*** EXERCISE INPUT ***

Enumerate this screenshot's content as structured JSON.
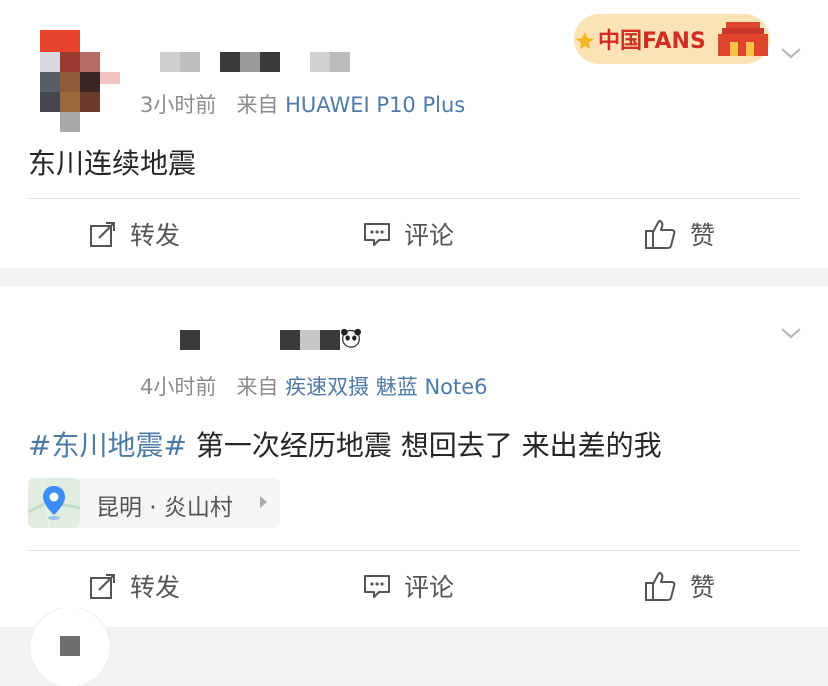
{
  "posts": [
    {
      "time": "3小时前",
      "from_prefix": "来自",
      "source": "HUAWEI P10 Plus",
      "text": "东川连续地震",
      "badge_text": "中国FANS",
      "actions": {
        "repost": "转发",
        "comment": "评论",
        "like": "赞"
      }
    },
    {
      "time": "4小时前",
      "from_prefix": "来自",
      "source": "疾速双摄 魅蓝 Note6",
      "topic": "#东川地震#",
      "text": " 第一次经历地震 想回去了 来出差的我",
      "location": "昆明 · 炎山村",
      "actions": {
        "repost": "转发",
        "comment": "评论",
        "like": "赞"
      }
    }
  ],
  "colors": {
    "link": "#4e7aa6",
    "meta": "#8c8c8c",
    "background": "#f2f2f2"
  },
  "icons": [
    "chevron-down-icon",
    "repost-icon",
    "comment-icon",
    "like-icon",
    "location-pin-icon",
    "panda-icon"
  ]
}
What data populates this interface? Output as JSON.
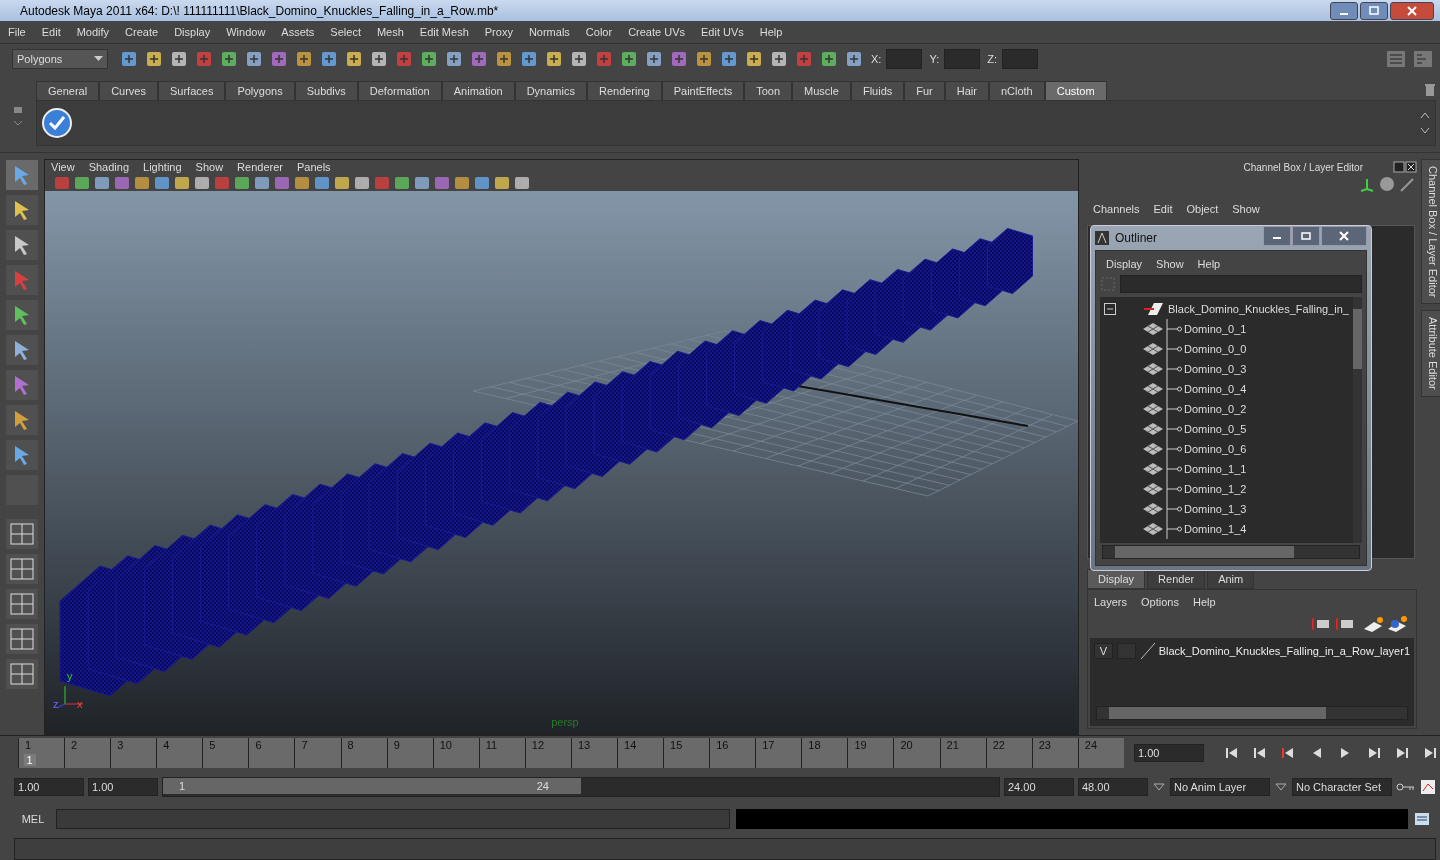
{
  "window": {
    "title": "Autodesk Maya 2011 x64: D:\\! 111111111\\Black_Domino_Knuckles_Falling_in_a_Row.mb*"
  },
  "menu": [
    "File",
    "Edit",
    "Modify",
    "Create",
    "Display",
    "Window",
    "Assets",
    "Select",
    "Mesh",
    "Edit Mesh",
    "Proxy",
    "Normals",
    "Color",
    "Create UVs",
    "Edit UVs",
    "Help"
  ],
  "toolbar": {
    "mode": "Polygons",
    "fields": [
      {
        "label": "X:"
      },
      {
        "label": "Y:"
      },
      {
        "label": "Z:"
      }
    ]
  },
  "shelf_tabs": [
    {
      "label": "General",
      "selected": false
    },
    {
      "label": "Curves",
      "selected": false
    },
    {
      "label": "Surfaces",
      "selected": false
    },
    {
      "label": "Polygons",
      "selected": false
    },
    {
      "label": "Subdivs",
      "selected": false
    },
    {
      "label": "Deformation",
      "selected": false
    },
    {
      "label": "Animation",
      "selected": false
    },
    {
      "label": "Dynamics",
      "selected": false
    },
    {
      "label": "Rendering",
      "selected": false
    },
    {
      "label": "PaintEffects",
      "selected": false
    },
    {
      "label": "Toon",
      "selected": false
    },
    {
      "label": "Muscle",
      "selected": false
    },
    {
      "label": "Fluids",
      "selected": false
    },
    {
      "label": "Fur",
      "selected": false
    },
    {
      "label": "Hair",
      "selected": false
    },
    {
      "label": "nCloth",
      "selected": false
    },
    {
      "label": "Custom",
      "selected": true
    }
  ],
  "viewport": {
    "menu": [
      "View",
      "Shading",
      "Lighting",
      "Show",
      "Renderer",
      "Panels"
    ],
    "camera": "persp",
    "axis": {
      "y": "y",
      "z": "z",
      "x": "x"
    }
  },
  "channel_box": {
    "title": "Channel Box / Layer Editor",
    "menu": [
      "Channels",
      "Edit",
      "Object",
      "Show"
    ],
    "side_tabs": [
      "Channel Box / Layer Editor",
      "Attribute Editor"
    ]
  },
  "outliner": {
    "title": "Outliner",
    "menu": [
      "Display",
      "Show",
      "Help"
    ],
    "tree": [
      {
        "label": "Black_Domino_Knuckles_Falling_in_",
        "expanded": true,
        "children": [
          {
            "label": "Domino_0_1"
          },
          {
            "label": "Domino_0_0"
          },
          {
            "label": "Domino_0_3"
          },
          {
            "label": "Domino_0_4"
          },
          {
            "label": "Domino_0_2"
          },
          {
            "label": "Domino_0_5"
          },
          {
            "label": "Domino_0_6"
          },
          {
            "label": "Domino_1_1"
          },
          {
            "label": "Domino_1_2"
          },
          {
            "label": "Domino_1_3"
          },
          {
            "label": "Domino_1_4"
          }
        ]
      }
    ]
  },
  "layer_editor": {
    "tabs": [
      {
        "label": "Display",
        "selected": true
      },
      {
        "label": "Render",
        "selected": false
      },
      {
        "label": "Anim",
        "selected": false
      }
    ],
    "menu": [
      "Layers",
      "Options",
      "Help"
    ],
    "layers": [
      {
        "visibility": "V",
        "name": "Black_Domino_Knuckles_Falling_in_a_Row_layer1"
      }
    ]
  },
  "timeline": {
    "ticks": [
      "1",
      "2",
      "3",
      "4",
      "5",
      "6",
      "7",
      "8",
      "9",
      "10",
      "11",
      "12",
      "13",
      "14",
      "15",
      "16",
      "17",
      "18",
      "19",
      "20",
      "21",
      "22",
      "23",
      "24"
    ],
    "current_frame": "1",
    "current_time": "1.00",
    "level": 0
  },
  "range": {
    "start_time": "1.00",
    "playback_start": "1.00",
    "range_start": "1",
    "range_end": "24",
    "playback_end": "24.00",
    "end_time": "48.00",
    "anim_layer": "No Anim Layer",
    "character_set": "No Character Set",
    "level": 0.5
  },
  "command_line": {
    "label": "MEL"
  }
}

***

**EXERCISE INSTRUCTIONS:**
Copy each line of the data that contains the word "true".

**REPLY TO THE EXERCISE:**
      "selected": true
        "expanded": true,
        "selected": true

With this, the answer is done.